Imagining the underground: A blueprint for high-density cities

In the second of a series covering our Imagine 2060 partnership with Asia Society, now in its third year, and focusing on ‘Earth’, AECOM’s Asia Pacific President Sean Chiao explores how Singapore is leading the way with its visionary planning and utilisation of the space beneath our feet.

A city is filled with many layers. Some high above the earth’s surface and others far below. Despite having grown by 25 per cent through reclamation, Singapore comprises just 724 square-kilometres of land. With a population that has steadily increased over the last 50 years and is projected to grow even further, the city must maximise the space that it has. But, with its future needs not yet fully known, Singapore’s bold ideas for land-use require effective long-term planning, a people-centric approach and focused political will to be realised.

Planning for the next century

In partnership with Asia Society, AECOM’s Imagine 2060 dialogue in Singapore explored a range of creative solutions, covering vertical farming, floating data centres and solar panels to underground restaurants, hotels, theme parks and even entire cities.

While not required to meet Singapore’s immediate infrastructure needs, these solutions warrant urgent attention. It’s never easy to predict what will be essential 40 to 50 years from now. But, for the benefit of future generations, cities must aim to plan up to 100 years ahead with a stretch population estimate in mind.

As society ages, or climate change progresses, it is critical to have a comprehensive vision for developing each layer of our urban space. Flexibility is needed to optimise a city’s land, and equally important, to incorporate the underground in a holistic masterplan.

Singapore stands at the cutting edge of this revolution, with an approach that goes beyond just including the underground in their city’s existing masterplan. Singapore’s Urban Redevelopment Authority (URA) has created a masterplan dedicated solely to the city’s subterranean space.

Is there life beneath the surface?

Most people have no issue with moving, wherever possible, transportation infrastructure and services, such as utility lines, drainage, sewage, water storage and power stations underground, to free up land area for residential and recreational purposes. Yet many still feel it is an unnatural ecosystem for day-to-day living.
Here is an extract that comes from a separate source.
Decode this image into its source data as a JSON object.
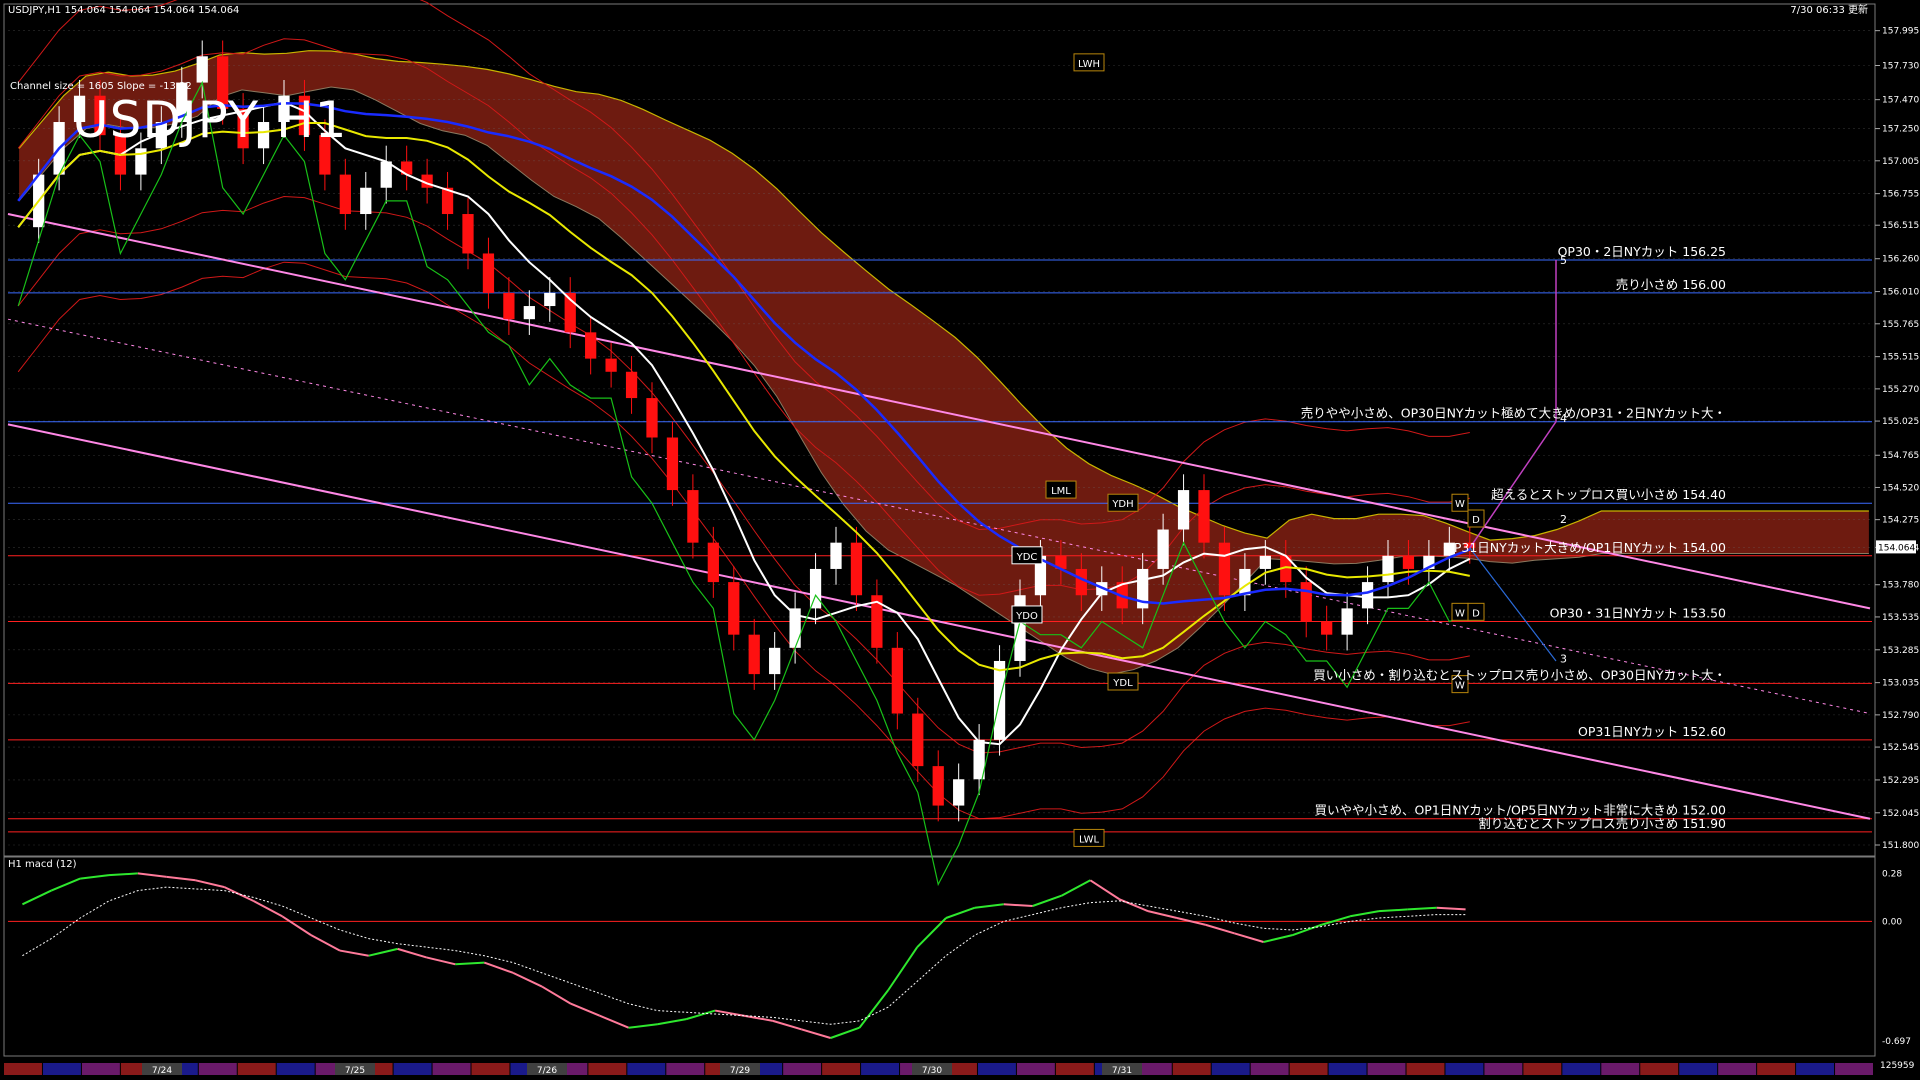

Unless the public can be convinced of a greater benefit, the added expense of building to live below ground may not be justifiable, and extensive socialisation is required before any real traction can be made. This is despite functioning and thriving below-ground facilities and communities, such as the West Kowloon Terminus (WKT) in Hong Kong, Ewha Womans University Campus Centre in Seoul, the ancient underground city of Derinkuyu in Turkey, and cities including Helsinki and Montreal, that users and residents find liveable, safe and beautiful.

Building below ground today

While the city’s current plan does not involve citizens living or studying below ground, Singapore is leading the way with a wide array of underground projects — both existing and in the works. This comprises an extensive MRT system, including the 43-kilometre Thomson-East Coast Line that is currently under construction, and the Tuas Terminal that involved reclamation of some 350 hectares of land to facilitate shifting the current port to Pasir Panjang, making space for further development.

The Jurong Island-Pioneer Tunnel — spanning 5 kilometres — contains transmission cables that will replace eight existing circuits running across Singapore. The cables will carry 20 per cent of the city’s current electricity supply. Building the tunnels 50-80 metres deep underground ensures that repair and replacement works are more efficient, causing minimal disruptions to the public.

Singapore is also exploring the use of underground space to collect excess stormwater through an island-wide network of tunnels, which transports the water to an underground reservoir cavern. This would help to strengthen the city’s current drainage infrastructure in preparation for a future in which climate change causes extreme storms.

Land use in 2060

Public sector leaders must consider land optimisation a priority, if innovative ideas to meet population growth are to become reality. Relocating public utilities and other communal services not only requires large amounts of government funding and support, but also focused, long-term strategic planning. Singapore serves as an example of strong government leadership keen to ensure the future liveability of their ‘City in a Garden’.

Whether the discussion is on water, air or land, political will determines the pace of change. As we Imagine 2060, we should steer away from complacency and remain open to pioneering options for urban planning and land use, both above and below ground.